If you’re an adult, it’ll especially be challenging but no less rewarding. Many language tutors, advice columns, and websites would say that the best (some might say the only) way to be completely fluent in a foreign language is to live in the country that speaks and uses the language extensively.
Being able to comfortably use a few words or say complete sentences might not be so hard to do for dedicated language learners. However, if you’d like to absorb the language to the point of understanding the nuances and slangs, what better way to do so than completely surrounding yourself with it as much as possible?
When you live for a period of time in a new country, particularly if your own native language is not used widely or at all there, you essentially have to “force yourself” to hear, speak, read and possibly write the local language at all time. Besides, you will also be exposed to local views, habits, and quirks that shape the vocabularies; you’ll have a better understanding of the language elements and how meanings may change in different context.
That is not to say learning a language on your own elsewhere is absolutely pointless. If anything, dedication and motivation will still get you far and you may eventually be as fluent as a native speaker; it may just take a while to get there.
Here are some ways you can expedite your new language learning aside from packing your bag and browsing for cheap flights to move to a new country:
1. Surround Yourself With The Language
Yes, immersing yourself in the language is still the key here. This can include listening to music, watching movies or TV shows in the target language. Bonus: the wording and terms that the media uses will keep you updated on the culture.
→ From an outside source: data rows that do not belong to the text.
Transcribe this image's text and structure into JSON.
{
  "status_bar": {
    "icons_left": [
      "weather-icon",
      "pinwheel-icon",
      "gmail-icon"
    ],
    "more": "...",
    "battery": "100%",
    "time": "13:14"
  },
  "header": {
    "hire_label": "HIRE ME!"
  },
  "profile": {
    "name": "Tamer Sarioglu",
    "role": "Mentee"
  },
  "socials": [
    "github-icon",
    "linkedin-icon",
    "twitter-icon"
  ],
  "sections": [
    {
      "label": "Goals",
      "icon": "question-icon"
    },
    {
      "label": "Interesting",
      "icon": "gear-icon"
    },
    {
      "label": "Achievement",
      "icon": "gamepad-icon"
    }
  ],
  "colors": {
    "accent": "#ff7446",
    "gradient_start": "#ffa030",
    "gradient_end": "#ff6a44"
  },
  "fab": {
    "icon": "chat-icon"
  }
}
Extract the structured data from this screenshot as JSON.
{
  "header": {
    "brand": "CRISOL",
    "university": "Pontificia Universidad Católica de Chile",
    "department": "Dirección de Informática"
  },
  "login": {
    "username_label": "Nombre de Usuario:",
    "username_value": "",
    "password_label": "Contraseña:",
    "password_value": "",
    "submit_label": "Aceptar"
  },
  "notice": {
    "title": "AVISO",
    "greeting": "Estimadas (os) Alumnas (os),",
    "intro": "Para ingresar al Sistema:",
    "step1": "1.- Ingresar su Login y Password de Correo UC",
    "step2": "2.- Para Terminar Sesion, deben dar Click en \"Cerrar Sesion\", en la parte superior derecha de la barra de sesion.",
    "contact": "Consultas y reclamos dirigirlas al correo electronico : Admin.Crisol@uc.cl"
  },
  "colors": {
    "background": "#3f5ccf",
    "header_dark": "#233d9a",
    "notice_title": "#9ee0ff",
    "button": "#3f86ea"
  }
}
2. Connect With Other Language Learners
It can be helpful to connect with other people who are also learning the language, whether through a language learning community or a study group. Aside from providing you partners to practice with, this can provide support, motivation, and a sense of camaraderie as you learn the language together.
3. Seek Out Native Speakers
Find expat communities that speak the language you’re trying to learn. Some of them may be willing to tutor you or agree to a kind of exchange: you teaching them your language while they teach you theirs.
When you engage native speakers to help you, you not only improve your pronunciation and vocabulary, you’ll also be able to ease into more a natural conversational pace.